Items from a data source
[Start of section]

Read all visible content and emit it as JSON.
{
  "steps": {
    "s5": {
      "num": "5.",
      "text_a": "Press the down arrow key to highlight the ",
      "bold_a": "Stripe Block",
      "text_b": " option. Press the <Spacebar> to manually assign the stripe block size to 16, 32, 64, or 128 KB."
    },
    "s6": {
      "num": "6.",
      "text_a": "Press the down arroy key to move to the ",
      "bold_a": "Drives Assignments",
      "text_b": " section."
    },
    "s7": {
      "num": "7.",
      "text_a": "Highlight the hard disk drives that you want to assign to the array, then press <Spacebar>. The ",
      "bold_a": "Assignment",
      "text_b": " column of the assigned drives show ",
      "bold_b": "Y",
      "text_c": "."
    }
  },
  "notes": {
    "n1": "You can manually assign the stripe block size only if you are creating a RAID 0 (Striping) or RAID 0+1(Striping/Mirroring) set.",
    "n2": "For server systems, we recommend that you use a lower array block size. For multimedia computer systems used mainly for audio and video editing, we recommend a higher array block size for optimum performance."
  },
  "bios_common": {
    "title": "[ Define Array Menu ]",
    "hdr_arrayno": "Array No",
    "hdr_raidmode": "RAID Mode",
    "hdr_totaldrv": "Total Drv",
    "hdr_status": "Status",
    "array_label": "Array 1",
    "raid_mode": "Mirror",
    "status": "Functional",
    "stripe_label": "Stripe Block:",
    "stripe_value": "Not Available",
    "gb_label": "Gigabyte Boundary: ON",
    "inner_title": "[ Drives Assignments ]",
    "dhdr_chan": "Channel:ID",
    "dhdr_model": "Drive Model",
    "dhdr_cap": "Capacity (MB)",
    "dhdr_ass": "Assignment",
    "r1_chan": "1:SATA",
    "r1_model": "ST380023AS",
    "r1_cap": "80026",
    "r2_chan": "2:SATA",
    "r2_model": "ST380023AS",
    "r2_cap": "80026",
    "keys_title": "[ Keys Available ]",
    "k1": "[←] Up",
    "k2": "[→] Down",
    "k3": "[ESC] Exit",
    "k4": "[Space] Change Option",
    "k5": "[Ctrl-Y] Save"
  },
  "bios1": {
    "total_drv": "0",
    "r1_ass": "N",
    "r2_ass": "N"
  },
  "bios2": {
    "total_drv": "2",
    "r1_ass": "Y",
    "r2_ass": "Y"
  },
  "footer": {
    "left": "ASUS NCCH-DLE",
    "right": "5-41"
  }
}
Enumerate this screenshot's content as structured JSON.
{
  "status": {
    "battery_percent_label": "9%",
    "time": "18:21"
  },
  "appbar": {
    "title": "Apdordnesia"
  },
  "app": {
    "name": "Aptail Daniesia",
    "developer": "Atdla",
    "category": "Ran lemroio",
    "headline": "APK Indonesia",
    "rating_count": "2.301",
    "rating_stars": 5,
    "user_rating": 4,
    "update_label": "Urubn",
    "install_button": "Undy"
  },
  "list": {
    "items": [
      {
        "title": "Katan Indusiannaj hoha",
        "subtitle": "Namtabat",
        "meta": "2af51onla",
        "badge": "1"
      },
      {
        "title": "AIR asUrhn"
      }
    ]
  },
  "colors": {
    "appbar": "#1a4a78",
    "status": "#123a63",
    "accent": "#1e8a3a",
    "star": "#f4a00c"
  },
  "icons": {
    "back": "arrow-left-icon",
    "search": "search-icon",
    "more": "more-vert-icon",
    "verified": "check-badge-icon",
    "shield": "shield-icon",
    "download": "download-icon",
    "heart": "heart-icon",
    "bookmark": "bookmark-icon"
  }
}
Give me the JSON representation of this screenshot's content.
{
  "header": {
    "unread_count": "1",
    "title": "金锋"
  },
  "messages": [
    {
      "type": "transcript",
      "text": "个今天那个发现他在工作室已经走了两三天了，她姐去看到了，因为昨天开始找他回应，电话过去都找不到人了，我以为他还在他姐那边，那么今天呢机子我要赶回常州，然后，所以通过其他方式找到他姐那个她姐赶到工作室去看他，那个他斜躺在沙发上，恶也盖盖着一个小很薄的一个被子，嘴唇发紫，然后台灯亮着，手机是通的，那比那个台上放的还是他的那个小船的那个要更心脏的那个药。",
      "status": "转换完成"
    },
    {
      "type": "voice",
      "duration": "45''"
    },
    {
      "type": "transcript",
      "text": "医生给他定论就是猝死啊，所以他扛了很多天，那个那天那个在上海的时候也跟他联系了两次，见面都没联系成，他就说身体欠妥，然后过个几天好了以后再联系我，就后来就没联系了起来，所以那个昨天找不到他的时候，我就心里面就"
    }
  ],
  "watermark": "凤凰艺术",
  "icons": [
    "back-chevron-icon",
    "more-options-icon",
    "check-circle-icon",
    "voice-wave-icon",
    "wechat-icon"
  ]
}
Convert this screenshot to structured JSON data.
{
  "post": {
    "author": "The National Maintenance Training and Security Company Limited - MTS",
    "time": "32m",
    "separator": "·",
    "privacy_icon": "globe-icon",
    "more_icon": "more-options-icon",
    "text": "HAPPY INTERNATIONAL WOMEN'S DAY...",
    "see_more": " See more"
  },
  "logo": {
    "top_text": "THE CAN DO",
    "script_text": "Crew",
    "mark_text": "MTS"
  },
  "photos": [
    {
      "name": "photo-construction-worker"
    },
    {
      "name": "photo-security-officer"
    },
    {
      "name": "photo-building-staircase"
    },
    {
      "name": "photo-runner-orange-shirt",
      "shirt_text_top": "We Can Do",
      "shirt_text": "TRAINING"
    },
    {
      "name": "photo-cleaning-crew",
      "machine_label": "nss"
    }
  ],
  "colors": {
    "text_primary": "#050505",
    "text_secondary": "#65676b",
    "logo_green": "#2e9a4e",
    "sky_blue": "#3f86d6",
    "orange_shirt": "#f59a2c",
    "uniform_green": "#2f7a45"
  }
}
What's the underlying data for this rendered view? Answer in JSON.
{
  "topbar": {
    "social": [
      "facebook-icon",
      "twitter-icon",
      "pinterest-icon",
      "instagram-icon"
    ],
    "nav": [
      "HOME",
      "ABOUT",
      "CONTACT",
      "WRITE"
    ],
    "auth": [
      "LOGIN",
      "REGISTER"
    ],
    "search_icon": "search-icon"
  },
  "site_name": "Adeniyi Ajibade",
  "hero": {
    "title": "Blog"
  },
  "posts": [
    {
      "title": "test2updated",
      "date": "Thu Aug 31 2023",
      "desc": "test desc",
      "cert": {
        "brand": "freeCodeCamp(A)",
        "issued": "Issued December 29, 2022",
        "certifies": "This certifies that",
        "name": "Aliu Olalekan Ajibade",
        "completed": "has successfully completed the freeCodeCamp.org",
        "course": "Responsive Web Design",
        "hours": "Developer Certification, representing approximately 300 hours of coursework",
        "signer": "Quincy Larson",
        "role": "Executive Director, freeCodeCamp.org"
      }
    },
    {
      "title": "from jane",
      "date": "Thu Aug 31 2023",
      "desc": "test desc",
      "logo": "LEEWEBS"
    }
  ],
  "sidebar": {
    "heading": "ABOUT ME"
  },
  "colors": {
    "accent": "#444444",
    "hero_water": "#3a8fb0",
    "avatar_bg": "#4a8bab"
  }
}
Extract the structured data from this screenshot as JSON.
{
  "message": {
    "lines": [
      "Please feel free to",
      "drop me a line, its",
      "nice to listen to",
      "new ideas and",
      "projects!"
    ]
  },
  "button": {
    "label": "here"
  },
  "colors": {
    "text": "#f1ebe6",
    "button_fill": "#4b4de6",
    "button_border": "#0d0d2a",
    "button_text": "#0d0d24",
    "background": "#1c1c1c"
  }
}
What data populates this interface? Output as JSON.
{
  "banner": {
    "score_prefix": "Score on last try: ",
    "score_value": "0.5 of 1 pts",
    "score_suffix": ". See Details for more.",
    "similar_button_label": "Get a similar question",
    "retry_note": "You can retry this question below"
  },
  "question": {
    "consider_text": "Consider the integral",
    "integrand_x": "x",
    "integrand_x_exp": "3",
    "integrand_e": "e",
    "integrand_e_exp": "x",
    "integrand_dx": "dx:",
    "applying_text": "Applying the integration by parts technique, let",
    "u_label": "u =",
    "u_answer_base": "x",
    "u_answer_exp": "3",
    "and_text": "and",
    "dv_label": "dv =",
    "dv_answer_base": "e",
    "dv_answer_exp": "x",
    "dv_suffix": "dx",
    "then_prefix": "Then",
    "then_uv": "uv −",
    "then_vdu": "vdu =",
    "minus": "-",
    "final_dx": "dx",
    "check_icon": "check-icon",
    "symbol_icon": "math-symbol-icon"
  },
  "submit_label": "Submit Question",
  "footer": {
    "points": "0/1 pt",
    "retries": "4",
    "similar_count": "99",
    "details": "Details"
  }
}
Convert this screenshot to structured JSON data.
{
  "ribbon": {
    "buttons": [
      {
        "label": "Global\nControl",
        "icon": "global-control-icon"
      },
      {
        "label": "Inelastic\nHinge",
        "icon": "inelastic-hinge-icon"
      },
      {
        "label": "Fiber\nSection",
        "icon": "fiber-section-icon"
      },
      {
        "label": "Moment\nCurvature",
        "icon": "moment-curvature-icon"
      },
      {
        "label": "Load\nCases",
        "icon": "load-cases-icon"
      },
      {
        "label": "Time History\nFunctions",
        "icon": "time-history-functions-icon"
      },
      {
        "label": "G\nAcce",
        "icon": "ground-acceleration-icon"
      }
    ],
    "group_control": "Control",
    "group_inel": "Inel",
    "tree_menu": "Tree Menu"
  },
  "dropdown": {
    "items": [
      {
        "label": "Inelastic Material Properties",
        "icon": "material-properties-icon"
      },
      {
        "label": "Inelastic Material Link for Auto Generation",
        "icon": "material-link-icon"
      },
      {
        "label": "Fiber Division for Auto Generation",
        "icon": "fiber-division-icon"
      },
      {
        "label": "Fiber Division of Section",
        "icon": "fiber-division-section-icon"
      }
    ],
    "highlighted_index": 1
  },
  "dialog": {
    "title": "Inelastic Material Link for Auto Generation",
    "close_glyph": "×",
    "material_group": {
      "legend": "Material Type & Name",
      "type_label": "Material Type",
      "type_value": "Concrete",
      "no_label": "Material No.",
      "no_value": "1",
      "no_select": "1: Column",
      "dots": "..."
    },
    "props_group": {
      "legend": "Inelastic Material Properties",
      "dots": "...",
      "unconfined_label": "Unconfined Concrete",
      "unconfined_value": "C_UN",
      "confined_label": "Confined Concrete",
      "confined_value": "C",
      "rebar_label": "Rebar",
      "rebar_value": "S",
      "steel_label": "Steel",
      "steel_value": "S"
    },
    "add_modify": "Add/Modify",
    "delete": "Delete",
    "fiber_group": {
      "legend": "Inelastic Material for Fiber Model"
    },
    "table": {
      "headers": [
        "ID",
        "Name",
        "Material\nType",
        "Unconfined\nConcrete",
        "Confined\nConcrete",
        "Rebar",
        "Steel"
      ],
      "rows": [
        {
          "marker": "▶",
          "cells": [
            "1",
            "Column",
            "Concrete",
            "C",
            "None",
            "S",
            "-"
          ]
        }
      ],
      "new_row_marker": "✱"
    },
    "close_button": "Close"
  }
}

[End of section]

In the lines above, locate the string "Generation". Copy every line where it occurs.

* [TASK OUTPUT]
        "label": "Inelastic Material Link for Auto Generation",
        "label": "Fiber Division for Auto Generation",
    "title": "Inelastic Material Link for Auto Generation",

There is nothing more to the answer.